- **WHAT IS BEING ASKED**: Wherever "플레이어" turns up in the entries, copy out the line that holds it.
### SUPPLIED MATERIAL ###
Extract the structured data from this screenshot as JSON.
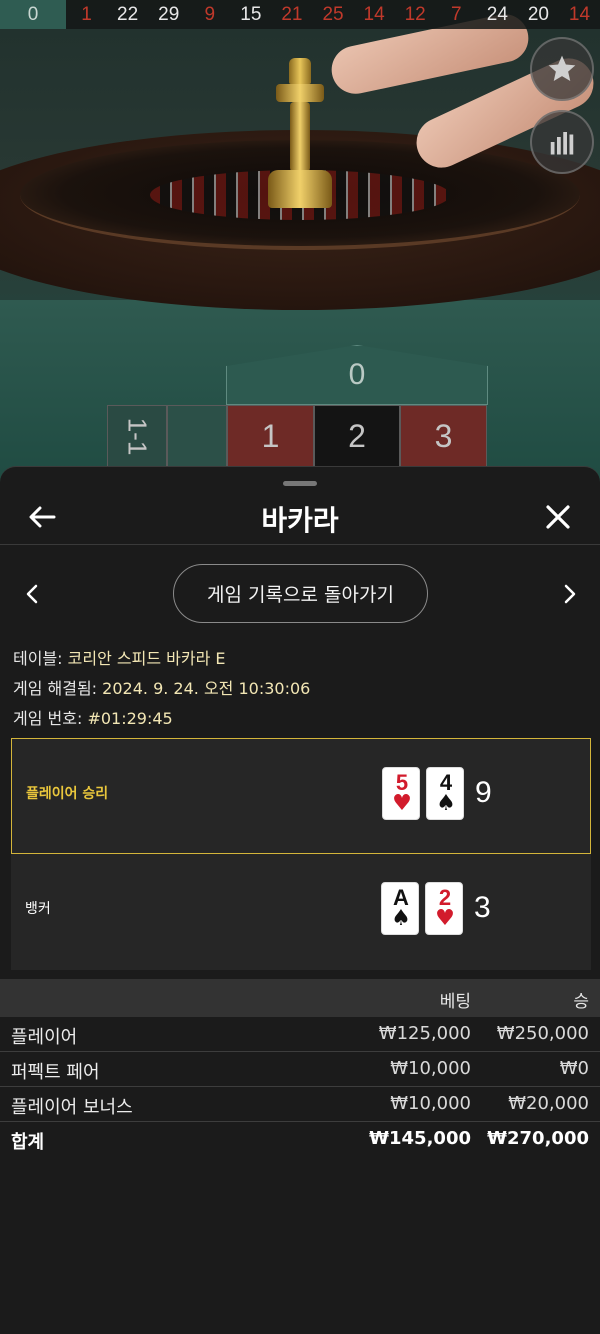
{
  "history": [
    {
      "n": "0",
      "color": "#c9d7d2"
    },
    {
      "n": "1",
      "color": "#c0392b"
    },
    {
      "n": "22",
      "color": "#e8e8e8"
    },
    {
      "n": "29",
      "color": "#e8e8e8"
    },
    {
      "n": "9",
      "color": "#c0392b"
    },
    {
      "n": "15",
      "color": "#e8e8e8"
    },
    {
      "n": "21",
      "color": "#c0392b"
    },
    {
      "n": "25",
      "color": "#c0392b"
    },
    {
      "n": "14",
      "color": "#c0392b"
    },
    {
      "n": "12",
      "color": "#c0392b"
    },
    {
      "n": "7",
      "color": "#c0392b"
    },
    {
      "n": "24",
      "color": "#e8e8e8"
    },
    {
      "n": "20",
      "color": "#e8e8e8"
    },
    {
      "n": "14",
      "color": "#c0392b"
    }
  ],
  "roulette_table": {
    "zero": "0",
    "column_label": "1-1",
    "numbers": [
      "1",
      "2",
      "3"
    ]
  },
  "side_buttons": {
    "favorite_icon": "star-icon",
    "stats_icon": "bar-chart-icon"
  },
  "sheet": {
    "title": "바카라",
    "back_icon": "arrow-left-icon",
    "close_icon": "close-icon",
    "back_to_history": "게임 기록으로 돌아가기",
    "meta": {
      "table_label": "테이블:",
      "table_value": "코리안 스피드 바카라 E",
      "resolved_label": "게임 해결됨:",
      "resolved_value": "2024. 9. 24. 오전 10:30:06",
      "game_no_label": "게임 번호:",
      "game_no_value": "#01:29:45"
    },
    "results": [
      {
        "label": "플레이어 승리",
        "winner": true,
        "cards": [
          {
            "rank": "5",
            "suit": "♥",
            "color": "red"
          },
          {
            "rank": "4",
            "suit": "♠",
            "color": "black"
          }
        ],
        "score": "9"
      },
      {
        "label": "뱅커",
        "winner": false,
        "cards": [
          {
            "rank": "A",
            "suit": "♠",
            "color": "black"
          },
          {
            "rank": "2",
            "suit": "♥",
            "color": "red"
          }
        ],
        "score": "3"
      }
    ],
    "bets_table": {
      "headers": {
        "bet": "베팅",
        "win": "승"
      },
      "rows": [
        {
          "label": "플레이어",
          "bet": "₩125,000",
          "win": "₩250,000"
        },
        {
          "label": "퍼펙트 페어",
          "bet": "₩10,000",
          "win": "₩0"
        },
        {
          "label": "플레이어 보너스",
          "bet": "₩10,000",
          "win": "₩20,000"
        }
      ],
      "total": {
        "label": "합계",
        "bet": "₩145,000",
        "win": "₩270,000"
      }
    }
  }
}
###
- **PROBLEM SOLUTION**:
        "label": "플레이어 승리",
          "label": "플레이어",
          "label": "플레이어 보너스",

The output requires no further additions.